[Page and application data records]

★ ★ ★ ★ ★

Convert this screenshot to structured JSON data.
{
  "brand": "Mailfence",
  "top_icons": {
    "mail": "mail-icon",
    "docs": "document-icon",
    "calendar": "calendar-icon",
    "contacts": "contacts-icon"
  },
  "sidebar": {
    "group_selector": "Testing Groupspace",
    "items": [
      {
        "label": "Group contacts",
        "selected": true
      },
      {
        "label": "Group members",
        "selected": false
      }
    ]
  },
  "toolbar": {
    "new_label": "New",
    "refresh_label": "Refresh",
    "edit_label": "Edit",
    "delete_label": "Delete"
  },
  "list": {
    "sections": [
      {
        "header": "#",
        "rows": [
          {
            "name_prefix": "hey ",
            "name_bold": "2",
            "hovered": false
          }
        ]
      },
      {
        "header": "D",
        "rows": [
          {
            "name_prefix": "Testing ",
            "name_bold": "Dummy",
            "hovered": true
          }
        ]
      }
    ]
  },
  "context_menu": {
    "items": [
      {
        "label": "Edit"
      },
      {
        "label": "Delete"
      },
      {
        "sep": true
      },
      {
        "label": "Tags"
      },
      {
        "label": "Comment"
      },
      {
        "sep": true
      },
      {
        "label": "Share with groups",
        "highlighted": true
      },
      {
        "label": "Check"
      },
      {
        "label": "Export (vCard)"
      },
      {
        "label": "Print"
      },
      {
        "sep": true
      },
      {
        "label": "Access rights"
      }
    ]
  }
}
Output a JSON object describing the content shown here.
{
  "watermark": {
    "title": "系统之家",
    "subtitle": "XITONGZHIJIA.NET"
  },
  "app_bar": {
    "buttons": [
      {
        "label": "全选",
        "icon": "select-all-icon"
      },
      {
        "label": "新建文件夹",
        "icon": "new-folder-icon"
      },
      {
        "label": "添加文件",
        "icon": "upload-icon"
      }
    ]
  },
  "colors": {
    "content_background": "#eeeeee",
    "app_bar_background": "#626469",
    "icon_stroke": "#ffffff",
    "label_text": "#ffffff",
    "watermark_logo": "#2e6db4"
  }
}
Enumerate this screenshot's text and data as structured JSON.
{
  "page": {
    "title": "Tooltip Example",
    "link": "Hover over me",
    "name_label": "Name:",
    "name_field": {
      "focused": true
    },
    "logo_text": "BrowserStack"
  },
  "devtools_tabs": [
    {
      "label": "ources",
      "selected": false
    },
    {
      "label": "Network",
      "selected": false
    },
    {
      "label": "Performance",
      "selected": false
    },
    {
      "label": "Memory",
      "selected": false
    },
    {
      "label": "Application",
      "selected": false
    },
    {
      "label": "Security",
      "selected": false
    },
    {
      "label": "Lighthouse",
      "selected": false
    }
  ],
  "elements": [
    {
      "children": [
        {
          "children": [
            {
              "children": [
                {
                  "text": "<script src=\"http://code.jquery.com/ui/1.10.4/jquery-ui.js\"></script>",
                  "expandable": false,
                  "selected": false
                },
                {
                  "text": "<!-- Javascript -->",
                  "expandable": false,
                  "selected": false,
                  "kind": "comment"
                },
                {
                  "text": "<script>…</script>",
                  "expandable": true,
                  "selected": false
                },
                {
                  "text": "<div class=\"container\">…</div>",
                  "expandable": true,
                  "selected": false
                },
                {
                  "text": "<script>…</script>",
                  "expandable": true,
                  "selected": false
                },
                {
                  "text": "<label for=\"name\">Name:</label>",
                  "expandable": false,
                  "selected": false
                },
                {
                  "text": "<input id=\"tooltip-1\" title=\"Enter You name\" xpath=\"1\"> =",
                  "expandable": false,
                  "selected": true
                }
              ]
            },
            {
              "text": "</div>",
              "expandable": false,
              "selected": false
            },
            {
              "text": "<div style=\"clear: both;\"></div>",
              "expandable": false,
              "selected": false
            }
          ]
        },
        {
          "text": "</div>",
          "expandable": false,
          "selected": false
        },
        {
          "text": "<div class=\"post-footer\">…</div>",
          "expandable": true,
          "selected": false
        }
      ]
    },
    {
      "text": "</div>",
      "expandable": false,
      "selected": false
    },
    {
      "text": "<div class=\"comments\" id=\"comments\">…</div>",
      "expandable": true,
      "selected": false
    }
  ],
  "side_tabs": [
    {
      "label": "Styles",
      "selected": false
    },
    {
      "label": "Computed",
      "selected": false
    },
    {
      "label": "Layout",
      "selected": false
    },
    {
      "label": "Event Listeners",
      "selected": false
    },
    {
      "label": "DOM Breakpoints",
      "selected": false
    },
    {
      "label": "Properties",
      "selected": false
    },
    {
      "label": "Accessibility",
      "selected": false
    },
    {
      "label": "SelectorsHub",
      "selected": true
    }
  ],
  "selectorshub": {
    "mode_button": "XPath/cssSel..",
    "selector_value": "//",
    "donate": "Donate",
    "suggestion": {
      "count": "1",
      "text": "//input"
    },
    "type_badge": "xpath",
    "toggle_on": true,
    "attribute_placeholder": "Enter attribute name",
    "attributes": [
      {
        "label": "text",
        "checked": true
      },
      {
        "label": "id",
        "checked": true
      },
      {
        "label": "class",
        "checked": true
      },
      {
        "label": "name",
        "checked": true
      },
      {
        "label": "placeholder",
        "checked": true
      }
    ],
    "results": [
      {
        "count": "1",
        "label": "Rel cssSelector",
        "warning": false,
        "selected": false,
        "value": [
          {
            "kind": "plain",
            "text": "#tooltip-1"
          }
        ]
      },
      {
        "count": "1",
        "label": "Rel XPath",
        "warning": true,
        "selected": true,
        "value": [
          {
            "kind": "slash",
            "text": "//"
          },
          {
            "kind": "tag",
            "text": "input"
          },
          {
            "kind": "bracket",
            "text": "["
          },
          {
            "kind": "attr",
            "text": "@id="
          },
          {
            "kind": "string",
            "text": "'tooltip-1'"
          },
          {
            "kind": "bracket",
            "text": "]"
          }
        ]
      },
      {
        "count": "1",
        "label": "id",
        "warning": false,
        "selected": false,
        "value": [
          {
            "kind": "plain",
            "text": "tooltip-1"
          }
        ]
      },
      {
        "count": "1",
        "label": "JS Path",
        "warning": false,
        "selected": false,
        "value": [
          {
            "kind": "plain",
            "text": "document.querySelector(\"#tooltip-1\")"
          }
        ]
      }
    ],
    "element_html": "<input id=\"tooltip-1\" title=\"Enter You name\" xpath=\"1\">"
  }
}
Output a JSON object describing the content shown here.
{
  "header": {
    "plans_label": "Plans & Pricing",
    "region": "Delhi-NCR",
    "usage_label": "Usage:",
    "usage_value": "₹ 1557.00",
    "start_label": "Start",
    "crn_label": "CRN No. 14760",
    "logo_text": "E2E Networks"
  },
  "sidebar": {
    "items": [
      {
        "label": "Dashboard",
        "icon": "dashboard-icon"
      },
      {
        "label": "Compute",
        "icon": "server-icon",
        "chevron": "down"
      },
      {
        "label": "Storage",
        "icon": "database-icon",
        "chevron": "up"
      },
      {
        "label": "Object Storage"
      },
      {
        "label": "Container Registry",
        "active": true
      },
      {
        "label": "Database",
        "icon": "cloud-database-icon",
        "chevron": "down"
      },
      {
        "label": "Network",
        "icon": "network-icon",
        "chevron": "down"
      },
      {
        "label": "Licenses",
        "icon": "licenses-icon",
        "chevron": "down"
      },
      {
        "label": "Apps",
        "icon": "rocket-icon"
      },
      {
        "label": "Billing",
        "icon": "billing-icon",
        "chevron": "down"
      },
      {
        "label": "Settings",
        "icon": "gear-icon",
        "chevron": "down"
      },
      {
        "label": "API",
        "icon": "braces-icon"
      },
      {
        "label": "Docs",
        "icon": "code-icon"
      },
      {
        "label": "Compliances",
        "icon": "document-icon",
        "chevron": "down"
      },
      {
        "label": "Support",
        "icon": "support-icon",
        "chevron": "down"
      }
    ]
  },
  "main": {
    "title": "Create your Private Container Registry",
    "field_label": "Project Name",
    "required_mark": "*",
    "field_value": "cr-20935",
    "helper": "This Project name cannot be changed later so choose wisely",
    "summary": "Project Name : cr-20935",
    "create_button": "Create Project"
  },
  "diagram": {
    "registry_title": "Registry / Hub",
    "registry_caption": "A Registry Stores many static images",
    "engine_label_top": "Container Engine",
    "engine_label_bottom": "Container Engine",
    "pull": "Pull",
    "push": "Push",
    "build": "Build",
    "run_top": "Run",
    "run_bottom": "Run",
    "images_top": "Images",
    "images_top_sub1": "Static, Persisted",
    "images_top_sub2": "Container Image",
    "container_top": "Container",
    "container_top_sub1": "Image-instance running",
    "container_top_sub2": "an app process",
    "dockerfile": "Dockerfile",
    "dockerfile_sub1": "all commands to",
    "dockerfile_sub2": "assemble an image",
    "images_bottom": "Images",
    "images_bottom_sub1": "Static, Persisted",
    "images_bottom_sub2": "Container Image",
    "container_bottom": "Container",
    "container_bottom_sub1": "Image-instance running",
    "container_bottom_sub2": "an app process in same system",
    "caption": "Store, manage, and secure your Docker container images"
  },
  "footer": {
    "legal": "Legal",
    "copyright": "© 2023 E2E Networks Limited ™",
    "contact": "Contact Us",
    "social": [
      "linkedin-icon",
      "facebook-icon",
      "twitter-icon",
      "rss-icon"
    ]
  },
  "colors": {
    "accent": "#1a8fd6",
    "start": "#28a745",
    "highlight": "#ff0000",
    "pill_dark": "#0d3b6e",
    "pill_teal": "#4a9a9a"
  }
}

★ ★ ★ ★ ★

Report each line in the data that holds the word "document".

    "docs": "document-icon",
            "text": "document.querySelector(\"#tooltip-1\")"
        "icon": "document-icon",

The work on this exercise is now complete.